What you have to do ▸ Go through the entries below. Copy out every line that contains "graduation".

Stored items:
--- --- ---
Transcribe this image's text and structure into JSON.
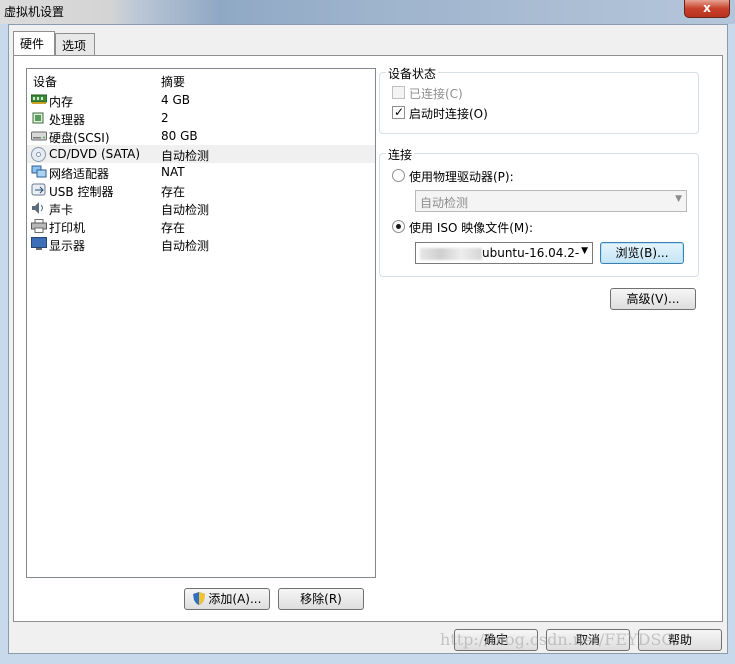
{
  "window": {
    "title": "虚拟机设置",
    "close_label": "x"
  },
  "tabs": [
    {
      "label": "硬件"
    },
    {
      "label": "选项"
    }
  ],
  "device_list": {
    "columns": [
      "设备",
      "摘要"
    ],
    "rows": [
      {
        "name": "内存",
        "summary": "4 GB",
        "icon": "memory-icon"
      },
      {
        "name": "处理器",
        "summary": "2",
        "icon": "processor-icon"
      },
      {
        "name": "硬盘(SCSI)",
        "summary": "80 GB",
        "icon": "hard-disk-icon"
      },
      {
        "name": "CD/DVD (SATA)",
        "summary": "自动检测",
        "icon": "cd-dvd-icon"
      },
      {
        "name": "网络适配器",
        "summary": "NAT",
        "icon": "network-adapter-icon"
      },
      {
        "name": "USB 控制器",
        "summary": "存在",
        "icon": "usb-icon"
      },
      {
        "name": "声卡",
        "summary": "自动检测",
        "icon": "sound-card-icon"
      },
      {
        "name": "打印机",
        "summary": "存在",
        "icon": "printer-icon"
      },
      {
        "name": "显示器",
        "summary": "自动检测",
        "icon": "display-icon"
      }
    ],
    "selected_index": 3
  },
  "device_buttons": {
    "add": "添加(A)...",
    "remove": "移除(R)"
  },
  "device_status": {
    "title": "设备状态",
    "connected": {
      "label": "已连接(C)",
      "checked": false,
      "enabled": false
    },
    "connect_on_power": {
      "label": "启动时连接(O)",
      "checked": true,
      "enabled": true
    }
  },
  "connection": {
    "title": "连接",
    "physical": {
      "label": "使用物理驱动器(P):",
      "selected": false,
      "value": "自动检测"
    },
    "iso": {
      "label": "使用 ISO 映像文件(M):",
      "selected": true,
      "value_visible": "ubuntu-16.04.2-"
    },
    "browse": "浏览(B)..."
  },
  "advanced": "高级(V)...",
  "footer": {
    "ok": "确定",
    "cancel": "取消",
    "help": "帮助"
  },
  "watermark": "http://blog.csdn.net/FEYDSO"
}
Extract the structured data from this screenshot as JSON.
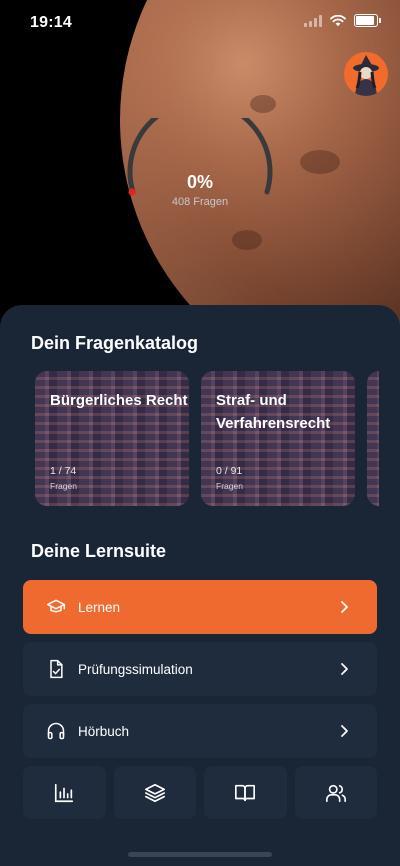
{
  "status_bar": {
    "time": "19:14"
  },
  "progress": {
    "percent_label": "0%",
    "questions_label": "408 Fragen",
    "fraction": 0
  },
  "catalog": {
    "title": "Dein Fragenkatalog",
    "cards": [
      {
        "title": "Bürgerliches Recht",
        "count": "1 / 74",
        "unit": "Fragen"
      },
      {
        "title": "Straf- und Verfahrensrecht",
        "count": "0 / 91",
        "unit": "Fragen"
      }
    ]
  },
  "suite": {
    "title": "Deine Lernsuite",
    "items": [
      {
        "label": "Lernen",
        "icon": "graduation-cap-icon",
        "active": true
      },
      {
        "label": "Prüfungssimulation",
        "icon": "file-check-icon",
        "active": false
      },
      {
        "label": "Hörbuch",
        "icon": "headphones-icon",
        "active": false
      }
    ]
  },
  "bottom_bar": {
    "icons": [
      "bar-chart-icon",
      "layers-icon",
      "book-open-icon",
      "users-icon"
    ]
  },
  "colors": {
    "accent": "#ef6a2e",
    "sheet_bg": "#1a2636",
    "item_bg": "#1f2c3e",
    "gauge_dot": "#e0241f"
  }
}
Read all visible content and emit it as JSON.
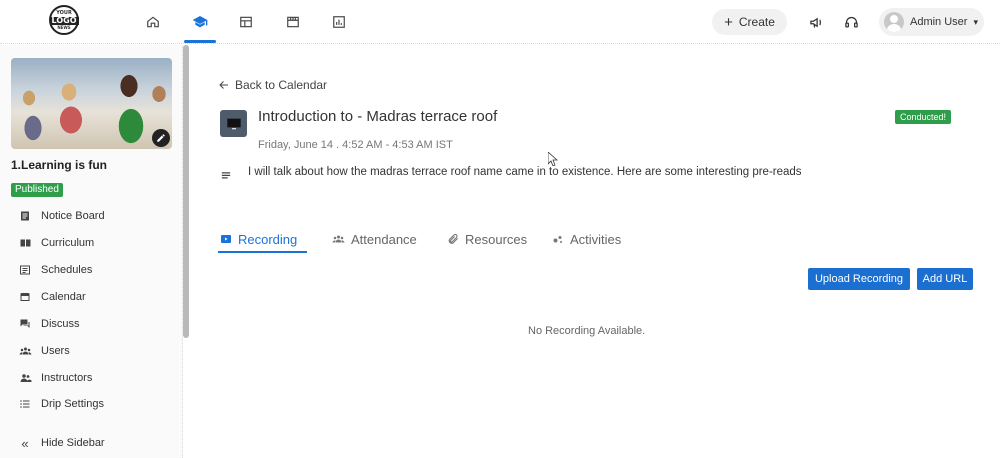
{
  "header": {
    "logo": {
      "line1": "YOUR",
      "line2": "LOGO",
      "line3": "NEWS"
    },
    "nav_icons": [
      "home-icon",
      "graduation-cap-icon",
      "dashboard-icon",
      "store-icon",
      "analytics-icon"
    ],
    "create_label": "Create",
    "user_name": "Admin User",
    "accent_color": "#1a73d9"
  },
  "sidebar": {
    "course_title": "1.Learning is fun",
    "status_badge": "Published",
    "items": [
      {
        "label": "Notice Board",
        "icon": "notice-board-icon"
      },
      {
        "label": "Curriculum",
        "icon": "curriculum-icon"
      },
      {
        "label": "Schedules",
        "icon": "schedules-icon"
      },
      {
        "label": "Calendar",
        "icon": "calendar-icon"
      },
      {
        "label": "Discuss",
        "icon": "discuss-icon"
      },
      {
        "label": "Users",
        "icon": "users-icon"
      },
      {
        "label": "Instructors",
        "icon": "instructors-icon"
      },
      {
        "label": "Drip Settings",
        "icon": "drip-settings-icon"
      }
    ],
    "hide_label": "Hide Sidebar"
  },
  "main": {
    "back_label": "Back to Calendar",
    "session_title": "Introduction to - Madras terrace roof",
    "session_status": "Conducted!",
    "session_time": "Friday, June 14 . 4:52 AM - 4:53 AM IST",
    "description": "I will talk about how the madras terrace roof name came in to existence. Here are some interesting pre-reads",
    "tabs": [
      {
        "label": "Recording",
        "icon": "play-icon"
      },
      {
        "label": "Attendance",
        "icon": "people-icon"
      },
      {
        "label": "Resources",
        "icon": "paperclip-icon"
      },
      {
        "label": "Activities",
        "icon": "activities-icon"
      }
    ],
    "upload_label": "Upload Recording",
    "add_url_label": "Add URL",
    "empty_message": "No Recording Available.",
    "status_color": "#2e9e4b"
  }
}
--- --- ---
Written response ▸
        "icon": "graduation-cap-icon",
      "graduation-cap-icon",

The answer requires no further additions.